value of $x$, $y$ ranges from 0 to $x/2$, as illustrated above by the
vertical dashed line from $(x,0)$ to $(x,x/2)$.

In a double integral, the outer limits must be constant, but the inner limits can depend on the outer variable. This means, we must put $y$ as the inner integration variables, as was done in the second way of computing Example 1. The only difference from Example 1 is that the upper limit of $y$ is $x/2$. The double integral is \begin{align*} \iint_\dlr x y^2 dA &= \int_0^2 \left(\int_0^{x/2} xy^2 dy \right) dx\\ &=\int_0^2 \left(\left.\frac{x}{3} y^3 \right|_{y=0}^{y=x/2}\right) dx\\ &=\int_0^2 \left( \frac{x}{3} \left(\frac{x}{2}\right)^3 -\frac{x}{3} 0^3 \right) dx\\ &= \int_0^2 \frac{x^4}{24} dx\\ &= \left.\left.\frac{x^5}{5\cdot 24}\right|_0^2\right. = \frac{32}{5 \cdot 24} = \frac{4}{15}. \end{align*}

#### Example 2'

Now compute the integral over the same triangle $\dlr$, but make $y$ be the outer integration variable.

**Solution**: Now we need to give constant limits for $y$. As
illustrated below, the total range of $y$ within the triangle is between
between $0$ and $1$. Then, for a given value of $y$, $x$ takes on
values between $2y$ and $2$ (as shown by the horizontal dashed line
between $(2y,y)$ and $(2,y)$). Hence, we can describe the triangle by
$0 \le y \le 1$ and $2y \le x \le 2$.

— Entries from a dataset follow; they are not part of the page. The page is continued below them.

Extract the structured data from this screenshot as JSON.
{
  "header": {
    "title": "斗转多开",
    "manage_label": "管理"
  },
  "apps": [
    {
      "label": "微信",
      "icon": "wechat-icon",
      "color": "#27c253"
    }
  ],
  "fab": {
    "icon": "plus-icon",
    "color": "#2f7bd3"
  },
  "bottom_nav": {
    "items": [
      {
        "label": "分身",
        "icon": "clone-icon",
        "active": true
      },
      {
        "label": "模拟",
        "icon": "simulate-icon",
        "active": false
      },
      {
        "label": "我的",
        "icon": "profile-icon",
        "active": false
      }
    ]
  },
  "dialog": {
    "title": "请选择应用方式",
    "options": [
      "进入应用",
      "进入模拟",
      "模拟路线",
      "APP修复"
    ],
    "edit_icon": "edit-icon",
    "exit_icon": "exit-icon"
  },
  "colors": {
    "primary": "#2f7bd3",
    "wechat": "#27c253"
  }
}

Is it confusing that the limits of $x$ are $2y \le x \le 2$ rather than $0 \le x \le 2$ (which would more closely parallel the above Example 2)? If we let $x$ range from $0$ to $2y$, then the triangle would be the upper-left triangle in the above picture. We want to compute the integral over the region $\dlr$, which is the lower-right triangle shaded in red. In this triangle, $y \lt x/2$ (as used above in Example 2) which means that for this example, we must use $x > 2y$.

The double integral is similar to the first way of computing Example 1, with the only difference being that the lower limit of $x$ is $2y$. The integral is \begin{align*} \iint_\dlr x y^2 dA &= \int_0^1 \left( \int_{2y}^2 xy^2 dx \right)dy\\ &= \int_0^1\left(\left.\frac{x^2y^2}{2} \right|_{x=2y}^{x=2}\right) dy\\ &= \int_0^1 \left( 2y^2 - \frac{(2y)^2 y^2}{2}\right) dy\\ &= \int_0^1 \left( 2y^2 - 2y^4\right) dy\\ &= 2 \left[ \frac{y^3}{3} - \frac{y^5}{5} \right]_0^1\\ &= 2 \left(\frac{1}{3} - \frac{1}{5} -(0-0)\right)\\ &= 2 \cdot \frac{2}{15} \goodbreak = \frac{4}{15}. \end{align*} Thankfully, this does agree with the answer we obtained in Example 2.

#### More examples

To go from Example 2 to Example 2', we “changed the order of integration.” You can see more examples of changing the order of integration in double integrals. You can also see more double integral examples from the special cases of interpreting double integrals as area and double integrals as volume.